**Task item**
Go through the listing beneath and show each line containing the string "پیوست".

━━ Available data ━━

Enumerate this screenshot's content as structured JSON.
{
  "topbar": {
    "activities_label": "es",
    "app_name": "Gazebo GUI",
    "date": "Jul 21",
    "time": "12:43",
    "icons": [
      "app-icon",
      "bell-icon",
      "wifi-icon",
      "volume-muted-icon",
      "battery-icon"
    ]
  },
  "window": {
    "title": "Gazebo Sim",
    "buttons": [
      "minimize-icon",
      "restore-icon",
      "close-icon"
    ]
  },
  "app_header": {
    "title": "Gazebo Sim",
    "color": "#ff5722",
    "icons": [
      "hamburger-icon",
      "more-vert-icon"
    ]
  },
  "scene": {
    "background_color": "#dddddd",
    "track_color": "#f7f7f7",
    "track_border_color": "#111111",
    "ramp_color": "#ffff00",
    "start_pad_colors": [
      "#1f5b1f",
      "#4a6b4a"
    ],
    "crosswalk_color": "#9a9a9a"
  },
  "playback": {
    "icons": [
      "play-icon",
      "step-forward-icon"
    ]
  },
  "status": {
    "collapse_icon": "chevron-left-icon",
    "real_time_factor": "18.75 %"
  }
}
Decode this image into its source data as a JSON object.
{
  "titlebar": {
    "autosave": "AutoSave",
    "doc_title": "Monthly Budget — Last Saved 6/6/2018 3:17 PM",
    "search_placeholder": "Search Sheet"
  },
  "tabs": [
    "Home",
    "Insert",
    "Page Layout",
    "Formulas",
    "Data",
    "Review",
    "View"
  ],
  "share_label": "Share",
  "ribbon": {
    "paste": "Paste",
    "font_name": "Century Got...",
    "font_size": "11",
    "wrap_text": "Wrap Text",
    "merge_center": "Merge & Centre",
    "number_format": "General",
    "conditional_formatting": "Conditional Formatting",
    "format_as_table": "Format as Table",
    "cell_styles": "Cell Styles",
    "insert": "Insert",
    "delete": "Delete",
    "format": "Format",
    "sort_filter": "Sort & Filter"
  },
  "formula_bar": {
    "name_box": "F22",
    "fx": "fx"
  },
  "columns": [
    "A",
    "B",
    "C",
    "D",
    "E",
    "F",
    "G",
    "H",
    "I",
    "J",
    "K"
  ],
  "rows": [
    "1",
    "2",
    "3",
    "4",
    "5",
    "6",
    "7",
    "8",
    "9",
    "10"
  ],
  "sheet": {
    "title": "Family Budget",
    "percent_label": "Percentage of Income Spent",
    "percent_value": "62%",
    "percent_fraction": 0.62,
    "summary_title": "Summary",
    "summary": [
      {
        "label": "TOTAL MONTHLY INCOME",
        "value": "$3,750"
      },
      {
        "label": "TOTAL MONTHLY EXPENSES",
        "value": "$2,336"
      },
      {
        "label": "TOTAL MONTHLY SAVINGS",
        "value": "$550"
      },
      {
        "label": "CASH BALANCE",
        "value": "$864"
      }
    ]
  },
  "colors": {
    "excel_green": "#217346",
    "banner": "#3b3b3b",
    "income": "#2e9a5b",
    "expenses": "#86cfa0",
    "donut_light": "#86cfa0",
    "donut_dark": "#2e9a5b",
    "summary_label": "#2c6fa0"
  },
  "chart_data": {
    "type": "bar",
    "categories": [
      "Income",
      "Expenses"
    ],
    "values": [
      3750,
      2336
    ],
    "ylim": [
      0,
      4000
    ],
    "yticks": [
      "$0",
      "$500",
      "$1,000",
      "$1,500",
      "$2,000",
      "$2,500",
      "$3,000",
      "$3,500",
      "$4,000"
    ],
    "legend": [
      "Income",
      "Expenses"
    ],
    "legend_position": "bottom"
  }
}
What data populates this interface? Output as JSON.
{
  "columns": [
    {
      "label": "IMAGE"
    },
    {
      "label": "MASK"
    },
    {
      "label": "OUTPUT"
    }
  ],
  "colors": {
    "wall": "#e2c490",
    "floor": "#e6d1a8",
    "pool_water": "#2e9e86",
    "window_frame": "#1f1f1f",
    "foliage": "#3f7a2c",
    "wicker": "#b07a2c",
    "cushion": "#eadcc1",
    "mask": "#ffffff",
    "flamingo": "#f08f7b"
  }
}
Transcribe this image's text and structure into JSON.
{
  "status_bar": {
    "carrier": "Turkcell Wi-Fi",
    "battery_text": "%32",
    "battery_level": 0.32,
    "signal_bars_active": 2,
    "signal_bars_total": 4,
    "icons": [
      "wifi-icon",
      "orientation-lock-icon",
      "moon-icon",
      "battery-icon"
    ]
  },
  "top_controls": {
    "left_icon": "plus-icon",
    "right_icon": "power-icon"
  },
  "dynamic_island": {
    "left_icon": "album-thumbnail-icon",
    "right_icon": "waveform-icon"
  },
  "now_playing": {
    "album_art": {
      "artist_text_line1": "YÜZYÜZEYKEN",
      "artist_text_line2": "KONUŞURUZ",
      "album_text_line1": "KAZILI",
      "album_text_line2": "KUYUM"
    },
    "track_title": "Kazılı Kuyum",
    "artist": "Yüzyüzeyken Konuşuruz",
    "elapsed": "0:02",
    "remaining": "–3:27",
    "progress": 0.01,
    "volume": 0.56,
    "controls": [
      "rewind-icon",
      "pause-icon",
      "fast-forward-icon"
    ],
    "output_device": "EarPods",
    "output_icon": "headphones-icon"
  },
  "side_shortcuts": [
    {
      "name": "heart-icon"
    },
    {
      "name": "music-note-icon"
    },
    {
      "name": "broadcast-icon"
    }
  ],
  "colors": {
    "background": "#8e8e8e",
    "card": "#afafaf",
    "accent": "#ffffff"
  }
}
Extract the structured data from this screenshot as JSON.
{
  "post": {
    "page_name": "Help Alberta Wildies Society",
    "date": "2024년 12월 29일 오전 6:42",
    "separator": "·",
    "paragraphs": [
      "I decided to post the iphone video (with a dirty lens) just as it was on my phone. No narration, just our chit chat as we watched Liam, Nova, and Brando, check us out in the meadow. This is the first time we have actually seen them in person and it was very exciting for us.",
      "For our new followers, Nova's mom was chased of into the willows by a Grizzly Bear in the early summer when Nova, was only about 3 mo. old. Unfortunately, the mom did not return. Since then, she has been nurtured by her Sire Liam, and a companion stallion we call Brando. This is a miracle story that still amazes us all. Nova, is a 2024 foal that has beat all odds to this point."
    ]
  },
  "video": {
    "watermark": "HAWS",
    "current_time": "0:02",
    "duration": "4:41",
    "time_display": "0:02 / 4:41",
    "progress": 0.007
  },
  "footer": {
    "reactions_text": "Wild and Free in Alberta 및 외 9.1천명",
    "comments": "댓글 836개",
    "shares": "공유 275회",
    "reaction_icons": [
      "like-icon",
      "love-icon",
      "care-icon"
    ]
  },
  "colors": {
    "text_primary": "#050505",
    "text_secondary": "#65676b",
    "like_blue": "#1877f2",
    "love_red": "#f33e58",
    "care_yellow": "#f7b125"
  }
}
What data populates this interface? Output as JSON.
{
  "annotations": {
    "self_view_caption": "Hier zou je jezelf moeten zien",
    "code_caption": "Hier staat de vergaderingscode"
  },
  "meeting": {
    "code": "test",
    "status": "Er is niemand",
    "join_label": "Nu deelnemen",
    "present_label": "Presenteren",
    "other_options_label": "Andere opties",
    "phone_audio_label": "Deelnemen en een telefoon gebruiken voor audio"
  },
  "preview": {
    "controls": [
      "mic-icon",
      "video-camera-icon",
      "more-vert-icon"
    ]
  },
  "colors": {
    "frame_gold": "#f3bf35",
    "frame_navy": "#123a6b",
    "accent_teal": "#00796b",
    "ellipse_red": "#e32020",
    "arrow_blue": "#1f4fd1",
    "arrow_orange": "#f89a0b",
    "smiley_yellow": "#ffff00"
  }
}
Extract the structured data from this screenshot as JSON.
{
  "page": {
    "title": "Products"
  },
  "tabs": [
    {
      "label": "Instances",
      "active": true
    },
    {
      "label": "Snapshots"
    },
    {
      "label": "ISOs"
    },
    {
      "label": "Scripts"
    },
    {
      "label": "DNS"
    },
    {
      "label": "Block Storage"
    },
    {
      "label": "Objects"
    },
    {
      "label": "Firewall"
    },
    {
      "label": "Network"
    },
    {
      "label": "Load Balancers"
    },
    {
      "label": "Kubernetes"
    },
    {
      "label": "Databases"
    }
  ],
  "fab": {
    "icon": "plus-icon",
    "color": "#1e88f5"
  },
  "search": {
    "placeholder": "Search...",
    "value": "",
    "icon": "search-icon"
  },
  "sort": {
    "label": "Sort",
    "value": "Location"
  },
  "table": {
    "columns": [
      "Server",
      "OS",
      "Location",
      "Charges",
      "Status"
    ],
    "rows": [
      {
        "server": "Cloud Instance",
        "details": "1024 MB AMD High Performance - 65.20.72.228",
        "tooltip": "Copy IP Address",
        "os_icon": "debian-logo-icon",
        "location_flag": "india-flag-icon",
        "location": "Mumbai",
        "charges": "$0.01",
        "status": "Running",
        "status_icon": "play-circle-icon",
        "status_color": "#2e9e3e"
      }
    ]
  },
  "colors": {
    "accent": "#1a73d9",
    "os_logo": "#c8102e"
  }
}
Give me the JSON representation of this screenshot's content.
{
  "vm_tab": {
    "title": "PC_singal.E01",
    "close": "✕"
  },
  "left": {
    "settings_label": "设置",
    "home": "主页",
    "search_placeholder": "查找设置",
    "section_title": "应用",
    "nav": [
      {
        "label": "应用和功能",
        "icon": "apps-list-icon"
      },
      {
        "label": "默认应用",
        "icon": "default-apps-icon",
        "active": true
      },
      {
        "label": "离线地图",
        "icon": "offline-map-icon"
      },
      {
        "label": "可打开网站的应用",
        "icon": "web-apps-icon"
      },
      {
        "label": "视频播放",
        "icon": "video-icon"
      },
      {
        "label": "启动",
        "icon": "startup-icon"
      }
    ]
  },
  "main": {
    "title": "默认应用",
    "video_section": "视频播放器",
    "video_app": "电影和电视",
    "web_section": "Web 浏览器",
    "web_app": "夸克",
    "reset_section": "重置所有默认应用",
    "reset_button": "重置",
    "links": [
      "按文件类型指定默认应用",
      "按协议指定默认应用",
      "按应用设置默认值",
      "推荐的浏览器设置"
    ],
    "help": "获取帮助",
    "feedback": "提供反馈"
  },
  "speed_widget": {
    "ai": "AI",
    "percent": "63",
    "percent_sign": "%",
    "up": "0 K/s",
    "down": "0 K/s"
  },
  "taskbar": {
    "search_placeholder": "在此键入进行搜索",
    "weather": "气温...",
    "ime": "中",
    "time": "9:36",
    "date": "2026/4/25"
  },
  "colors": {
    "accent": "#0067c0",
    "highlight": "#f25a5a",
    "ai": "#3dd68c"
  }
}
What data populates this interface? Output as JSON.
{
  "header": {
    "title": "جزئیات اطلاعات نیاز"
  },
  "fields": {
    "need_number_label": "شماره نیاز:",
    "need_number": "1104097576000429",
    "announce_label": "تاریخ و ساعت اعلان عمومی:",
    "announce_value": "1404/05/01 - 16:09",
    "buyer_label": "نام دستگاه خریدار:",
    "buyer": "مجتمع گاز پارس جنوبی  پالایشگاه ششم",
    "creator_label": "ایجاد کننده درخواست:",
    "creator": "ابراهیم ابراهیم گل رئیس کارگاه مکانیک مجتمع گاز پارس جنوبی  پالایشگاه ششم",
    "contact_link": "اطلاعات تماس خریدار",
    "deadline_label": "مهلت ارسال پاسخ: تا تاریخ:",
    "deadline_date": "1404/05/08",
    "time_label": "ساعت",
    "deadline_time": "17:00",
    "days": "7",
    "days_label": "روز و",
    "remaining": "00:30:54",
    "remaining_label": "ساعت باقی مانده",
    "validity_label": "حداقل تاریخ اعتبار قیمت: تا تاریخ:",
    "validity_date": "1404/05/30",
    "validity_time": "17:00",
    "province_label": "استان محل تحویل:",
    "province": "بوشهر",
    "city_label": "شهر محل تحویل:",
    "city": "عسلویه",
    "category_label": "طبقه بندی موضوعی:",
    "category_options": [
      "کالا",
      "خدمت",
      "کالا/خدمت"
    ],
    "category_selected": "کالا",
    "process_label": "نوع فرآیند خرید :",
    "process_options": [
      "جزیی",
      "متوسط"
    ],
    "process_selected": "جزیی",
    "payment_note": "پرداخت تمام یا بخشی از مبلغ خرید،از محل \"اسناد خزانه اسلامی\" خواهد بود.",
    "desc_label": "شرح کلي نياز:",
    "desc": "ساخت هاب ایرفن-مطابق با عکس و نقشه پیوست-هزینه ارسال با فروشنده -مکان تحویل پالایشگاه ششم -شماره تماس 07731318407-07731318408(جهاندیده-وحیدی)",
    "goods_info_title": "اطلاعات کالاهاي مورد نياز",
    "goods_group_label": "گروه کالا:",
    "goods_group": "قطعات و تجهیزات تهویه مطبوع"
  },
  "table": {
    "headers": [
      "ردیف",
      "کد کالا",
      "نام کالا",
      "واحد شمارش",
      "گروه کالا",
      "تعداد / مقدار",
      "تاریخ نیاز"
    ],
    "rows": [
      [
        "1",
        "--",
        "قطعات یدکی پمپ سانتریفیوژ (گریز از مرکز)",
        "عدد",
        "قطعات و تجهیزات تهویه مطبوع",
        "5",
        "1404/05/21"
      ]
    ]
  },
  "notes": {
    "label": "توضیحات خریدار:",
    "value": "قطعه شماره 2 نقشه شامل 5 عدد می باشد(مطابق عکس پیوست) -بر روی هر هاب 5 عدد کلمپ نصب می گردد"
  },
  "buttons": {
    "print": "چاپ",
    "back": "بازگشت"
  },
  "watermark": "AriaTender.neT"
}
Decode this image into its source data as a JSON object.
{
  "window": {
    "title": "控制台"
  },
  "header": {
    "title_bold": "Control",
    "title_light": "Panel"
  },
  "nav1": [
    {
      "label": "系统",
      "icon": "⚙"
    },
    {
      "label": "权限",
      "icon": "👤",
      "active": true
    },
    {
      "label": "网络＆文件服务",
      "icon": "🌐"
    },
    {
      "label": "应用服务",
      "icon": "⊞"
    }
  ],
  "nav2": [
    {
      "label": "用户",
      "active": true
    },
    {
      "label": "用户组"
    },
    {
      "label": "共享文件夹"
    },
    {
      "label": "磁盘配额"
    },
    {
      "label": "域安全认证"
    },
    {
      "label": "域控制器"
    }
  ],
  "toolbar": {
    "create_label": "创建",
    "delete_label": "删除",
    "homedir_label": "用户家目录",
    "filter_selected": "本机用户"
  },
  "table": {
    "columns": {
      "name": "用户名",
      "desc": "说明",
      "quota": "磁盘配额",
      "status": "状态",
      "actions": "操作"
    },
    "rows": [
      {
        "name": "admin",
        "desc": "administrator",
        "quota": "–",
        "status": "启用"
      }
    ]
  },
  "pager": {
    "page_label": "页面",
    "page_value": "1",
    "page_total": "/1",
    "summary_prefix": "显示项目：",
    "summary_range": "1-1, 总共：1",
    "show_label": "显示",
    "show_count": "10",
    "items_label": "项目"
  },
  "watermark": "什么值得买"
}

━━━

**Exercise output**
    "desc": "ساخت هاب ایرفن-مطابق با عکس و نقشه پیوست-هزینه ارسال با فروشنده -مکان تحویل پالایشگاه ششم -شماره تماس 07731318407-07731318408(جهاندیده-وحیدی)",
    "value": "قطعه شماره 2 نقشه شامل 5 عدد می باشد(مطابق عکس پیوست) -بر روی هر هاب 5 عدد کلمپ نصب می گردد"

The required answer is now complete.